So on Friday morning, my parents and I went to the QE for my last dose on vancomycin and to find out what was going to happen. And here it is: the tube that the surgeons reconstructed last year is now malfunctioning in a different place. The tube they did is fine, but it branches off in two different directions and only one side is functioning properly and letting the bile drain freely. However, on the other side, the tubes are blocking and causing “stagnant pools” of bile to form, so bugs start to grow. And they’re weird bugs that are resistant to usual antibiotics so I have to keep having the antibiotics until they eventually die. Then they think I’ll grow more. This is going to keep happening and continue to get worse, until the tubes block completely which is when I’ll be in real trouble again.

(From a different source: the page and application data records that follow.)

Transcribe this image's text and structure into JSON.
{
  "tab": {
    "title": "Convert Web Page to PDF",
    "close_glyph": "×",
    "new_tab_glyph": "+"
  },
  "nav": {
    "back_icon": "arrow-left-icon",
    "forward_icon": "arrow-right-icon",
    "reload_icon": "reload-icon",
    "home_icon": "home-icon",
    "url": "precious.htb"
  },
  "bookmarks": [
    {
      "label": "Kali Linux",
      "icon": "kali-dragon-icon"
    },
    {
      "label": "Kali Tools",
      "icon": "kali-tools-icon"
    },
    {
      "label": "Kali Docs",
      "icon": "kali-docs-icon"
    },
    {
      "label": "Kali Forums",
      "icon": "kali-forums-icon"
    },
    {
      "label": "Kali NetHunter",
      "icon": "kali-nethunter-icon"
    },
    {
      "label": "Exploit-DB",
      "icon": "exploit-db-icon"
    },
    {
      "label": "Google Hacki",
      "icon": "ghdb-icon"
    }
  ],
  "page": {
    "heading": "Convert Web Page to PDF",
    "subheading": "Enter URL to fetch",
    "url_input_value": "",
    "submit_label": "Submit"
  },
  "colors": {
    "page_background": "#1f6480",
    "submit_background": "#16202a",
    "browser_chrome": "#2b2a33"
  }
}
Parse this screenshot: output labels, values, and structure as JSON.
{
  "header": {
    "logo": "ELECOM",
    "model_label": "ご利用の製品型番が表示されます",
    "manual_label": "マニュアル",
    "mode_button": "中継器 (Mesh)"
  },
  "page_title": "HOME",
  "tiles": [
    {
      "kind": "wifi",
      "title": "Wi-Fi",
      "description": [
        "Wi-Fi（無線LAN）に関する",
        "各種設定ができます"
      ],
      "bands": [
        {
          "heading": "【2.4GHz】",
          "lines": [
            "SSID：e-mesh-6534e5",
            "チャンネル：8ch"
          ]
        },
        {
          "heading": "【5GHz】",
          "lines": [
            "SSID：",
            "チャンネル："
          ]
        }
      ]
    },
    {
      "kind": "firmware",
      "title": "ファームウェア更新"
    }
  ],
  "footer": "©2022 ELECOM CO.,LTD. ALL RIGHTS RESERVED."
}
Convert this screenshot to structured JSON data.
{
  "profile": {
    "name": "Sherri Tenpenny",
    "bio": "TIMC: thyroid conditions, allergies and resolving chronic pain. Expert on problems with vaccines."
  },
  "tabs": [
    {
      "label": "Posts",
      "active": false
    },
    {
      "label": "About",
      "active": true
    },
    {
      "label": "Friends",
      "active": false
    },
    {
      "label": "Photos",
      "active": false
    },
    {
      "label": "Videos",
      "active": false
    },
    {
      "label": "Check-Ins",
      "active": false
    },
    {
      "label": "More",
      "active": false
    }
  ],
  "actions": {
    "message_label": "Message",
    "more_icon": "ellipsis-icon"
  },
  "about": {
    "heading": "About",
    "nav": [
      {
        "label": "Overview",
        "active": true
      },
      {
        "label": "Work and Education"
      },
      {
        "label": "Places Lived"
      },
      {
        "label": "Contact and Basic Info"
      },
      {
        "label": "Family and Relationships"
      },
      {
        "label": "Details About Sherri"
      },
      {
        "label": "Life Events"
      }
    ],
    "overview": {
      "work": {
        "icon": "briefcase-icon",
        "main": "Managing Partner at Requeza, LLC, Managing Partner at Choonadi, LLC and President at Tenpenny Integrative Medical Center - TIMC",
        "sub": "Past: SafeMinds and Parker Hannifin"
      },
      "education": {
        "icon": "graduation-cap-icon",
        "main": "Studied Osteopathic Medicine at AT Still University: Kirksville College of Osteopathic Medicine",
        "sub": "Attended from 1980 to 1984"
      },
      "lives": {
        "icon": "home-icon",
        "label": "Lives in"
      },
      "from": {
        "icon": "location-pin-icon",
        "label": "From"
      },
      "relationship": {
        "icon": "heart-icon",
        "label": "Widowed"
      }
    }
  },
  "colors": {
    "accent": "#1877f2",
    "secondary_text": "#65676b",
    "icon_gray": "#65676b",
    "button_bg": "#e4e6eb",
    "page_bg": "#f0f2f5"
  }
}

And the only way to fix me is to do another liver transplant. So this week the doctors will do a bunch of tests and have lots of chats, and they’ll put me on the list.
At the moment we’re driving back and forth to the QE three times a day for meropenem to treat my current bug, and I’m trying really hard to eat more because I’ve already dropped down to 7 1/2 stone and I really can’t afford to lose any more. I’m going to get back to the gym to try and build up my muscles again too, as I need to be as strong as possible when the transplant happens. Last time my recovery was incredibly slow because I was so weak, and I don’t want to go through that again.

So I will write each day as it happens, and hopefully I’ll have a decent record when this is over. I’m not going to let this destroy me.

If you want to help, sign up to be an organ donor, and tell your friends to. Don’t offer me your liver; I need a whole one so a living donor isn’t an option. I do like presents though.

I’m not going to be the one in three that dies still waiting.